DOI: https://doi.org/10.2135/cropsci2017.04.0244

Interpretive Summary: Dry beans are an important sources of dietary nutrients for humans. Bean breeders have been interested in developing cultivars that are even more nutritious, but baseline information on mineral concentrations across existing cultivars has been limited. In this study, we assessed the concentrations of individual minerals in seeds of a broad range of bean cultivars representing all the major bean market classes. The cultivars were grown in replicated field trials at several locations across the United States. Significantly higher concentrations for the majority of the minerals was observed for white-seeded cultivars. Modern cultivars (developed since 1997) had equal or increased seed mineral concentrations compared to older cultivars. The results suggest that progress could be made to increase bean seed mineral concentrations through appropriate selection of parental breeding lines from this collection of cultivars.

Technical Abstract: Dry bean (Phaseolus vulgaris L.) seeds are a major protein, carbohydrate, and mineral source for human diets in multiple regions of the world. Seed mineral biofortification is an going objective to improve this important food source. The objective of this research was to assess the seed mineral concentration of five macroelements and eight microelements in a large panel (n=277) of modern race Durango and race Mesomerica genotypes to determine if variability existed that could be exploited for targeted seed biofortification.

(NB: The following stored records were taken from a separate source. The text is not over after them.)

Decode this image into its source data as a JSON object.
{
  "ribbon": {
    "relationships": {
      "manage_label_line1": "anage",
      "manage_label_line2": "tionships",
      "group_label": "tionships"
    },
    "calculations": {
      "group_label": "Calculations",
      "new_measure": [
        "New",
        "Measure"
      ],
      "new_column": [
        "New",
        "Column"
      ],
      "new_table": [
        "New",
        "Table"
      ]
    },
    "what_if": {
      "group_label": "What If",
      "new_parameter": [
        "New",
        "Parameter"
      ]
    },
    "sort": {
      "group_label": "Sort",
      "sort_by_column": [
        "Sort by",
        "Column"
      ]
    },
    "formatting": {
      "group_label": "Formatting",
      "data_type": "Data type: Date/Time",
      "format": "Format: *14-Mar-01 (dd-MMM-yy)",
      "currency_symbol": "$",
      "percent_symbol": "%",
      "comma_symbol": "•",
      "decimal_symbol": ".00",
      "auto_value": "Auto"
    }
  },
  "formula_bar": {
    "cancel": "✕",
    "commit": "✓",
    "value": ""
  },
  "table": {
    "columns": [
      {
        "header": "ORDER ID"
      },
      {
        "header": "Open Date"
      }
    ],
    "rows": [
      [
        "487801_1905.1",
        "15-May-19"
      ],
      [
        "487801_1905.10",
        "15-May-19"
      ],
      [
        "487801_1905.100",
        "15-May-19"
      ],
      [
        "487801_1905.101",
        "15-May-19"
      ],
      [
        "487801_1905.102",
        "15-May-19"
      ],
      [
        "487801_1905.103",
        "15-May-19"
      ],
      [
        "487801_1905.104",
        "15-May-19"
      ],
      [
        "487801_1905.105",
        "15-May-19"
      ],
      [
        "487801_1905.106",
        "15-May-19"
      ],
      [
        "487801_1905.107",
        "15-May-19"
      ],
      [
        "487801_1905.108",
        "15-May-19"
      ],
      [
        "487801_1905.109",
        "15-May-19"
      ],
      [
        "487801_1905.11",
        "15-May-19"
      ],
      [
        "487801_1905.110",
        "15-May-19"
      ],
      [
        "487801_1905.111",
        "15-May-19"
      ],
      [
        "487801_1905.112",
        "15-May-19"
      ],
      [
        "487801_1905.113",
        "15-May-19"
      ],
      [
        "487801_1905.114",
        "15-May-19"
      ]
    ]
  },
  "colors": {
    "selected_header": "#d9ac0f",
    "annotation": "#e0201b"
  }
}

Varieties that derive from these races are found in many diets throughout the world. The panel was grown in replicated trials under typical production conditions in the major bean growing regions of the United States, and a subset of the panel was also grown in replicated trials at three locations under control and terminal drought conditions. Except for K, seed mineral concentrations were higher for race Mesoamerica genotypes. Significantly higher seed concentrations for the majority of the minerals were observed for white-seeded genotypes and race Durango genotypes with the now preferred intermediate, upright growth. Modern genotypes (since 1997) had equal or increased mineral concentrations compared to older genotypes. Drought affected mineral content differentially. The high heritability for the population implies that breeding progress for increased seed mineral concentration can be achieved by parental selection from this panel.